    I'm no Dr. but what is your opinion ??

    In my experience, Medicaid will only pay for Abilify when other traditional antipsychotics (with generics) have been trialed and failed. I actually think his dose of Abilify is high, combined with a high scheduled dose of Thorazine (has a short half-life but is more used on a prn basis than scheduled, but that doesn't necessarily mean it's contraindicated) I would worry about EPS and/or weight gain. Has he tried Guanfacine (tenex)? Seroquel? I guess the real question is: Is it working? Is he less aggressive on all these meds? For an 11 y/o, I would expect him to be snowed on this but, if he's a big boy and/or if it's working, the benefits would outweigh the risks. We rarely combine antipsychotics but when we do, they need to do a MD to MD review with the insurance company. So I would expect that to happen here. At some point, he may have to do a drug holiday and start fresh. We do that a fair amount when there is polypharmacy to see what is really underneath. It's a nightmare for staff but can be helpful for treatment. Good luck. Does this kid have intensive in home therapy? It sounds like he needs it in addition to the behavioral school. What happens after school can carry over easily into the class. If they are not working with the family, any gains he may have will be quickly lost. A good in home therapist can do wonders for a chaotic home life. The sick kid tends to hold the rest of the family "hostage" by his moods and they forget how to parent and interact in a healthy way. Hope he gets the help he needs!
  14. stephva1008

    Lack of psychotherapy in Psych MSN?

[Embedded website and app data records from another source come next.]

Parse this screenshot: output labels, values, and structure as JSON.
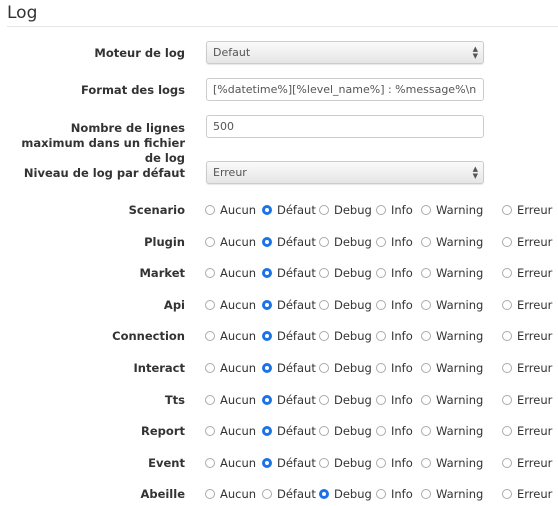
{
  "section_title": "Log",
  "fields": {
    "engine": {
      "label": "Moteur de log",
      "value": "Defaut"
    },
    "format": {
      "label": "Format des logs",
      "value": "[%datetime%][%level_name%] : %message%\\n"
    },
    "max_lines": {
      "label": "Nombre de lignes maximum dans un fichier de log",
      "value": "500"
    },
    "default_level": {
      "label": "Niveau de log par défaut",
      "value": "Erreur"
    }
  },
  "level_options": [
    "Aucun",
    "Défaut",
    "Debug",
    "Info",
    "Warning",
    "Erreur"
  ],
  "accent_color": "#1a73e8",
  "log_levels": [
    {
      "name": "Scenario",
      "selected": "Défaut"
    },
    {
      "name": "Plugin",
      "selected": "Défaut"
    },
    {
      "name": "Market",
      "selected": "Défaut"
    },
    {
      "name": "Api",
      "selected": "Défaut"
    },
    {
      "name": "Connection",
      "selected": "Défaut"
    },
    {
      "name": "Interact",
      "selected": "Défaut"
    },
    {
      "name": "Tts",
      "selected": "Défaut"
    },
    {
      "name": "Report",
      "selected": "Défaut"
    },
    {
      "name": "Event",
      "selected": "Défaut"
    },
    {
      "name": "Abeille",
      "selected": "Debug"
    }
  ]
}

    You will get more of that in a Clinical Nurse Specialist masters program. Psych NP's here make rounds in the hospital, doing mental health assessments and prescribing/managing meds. You won't see too many of them leading psychotherapy though in practices they can do a decent amount of 1:1 counseling along with med management, depending on the practice. Our psych CNS leads psychotherapy and also does family therapy. If you're interested in that, I would look into a CNS program... HTH! Good luck!
  15. stephva1008

    best practice in safe staffing for acute care psych unit

    I would be glad to help you and will email you back.
  16. stephva1008

    gift for new nurse manager

    If I were you I would get her a subscription to a nursing journal. Nursing Management is a good one. It's on amazon.com for a $59/year fee. Or some good leadership books like: Quantum Leadership by Tim Porter-O'Grady. This is a very helpful book for me. Other good ones: Crucial Conversations and Crucial Confrontations.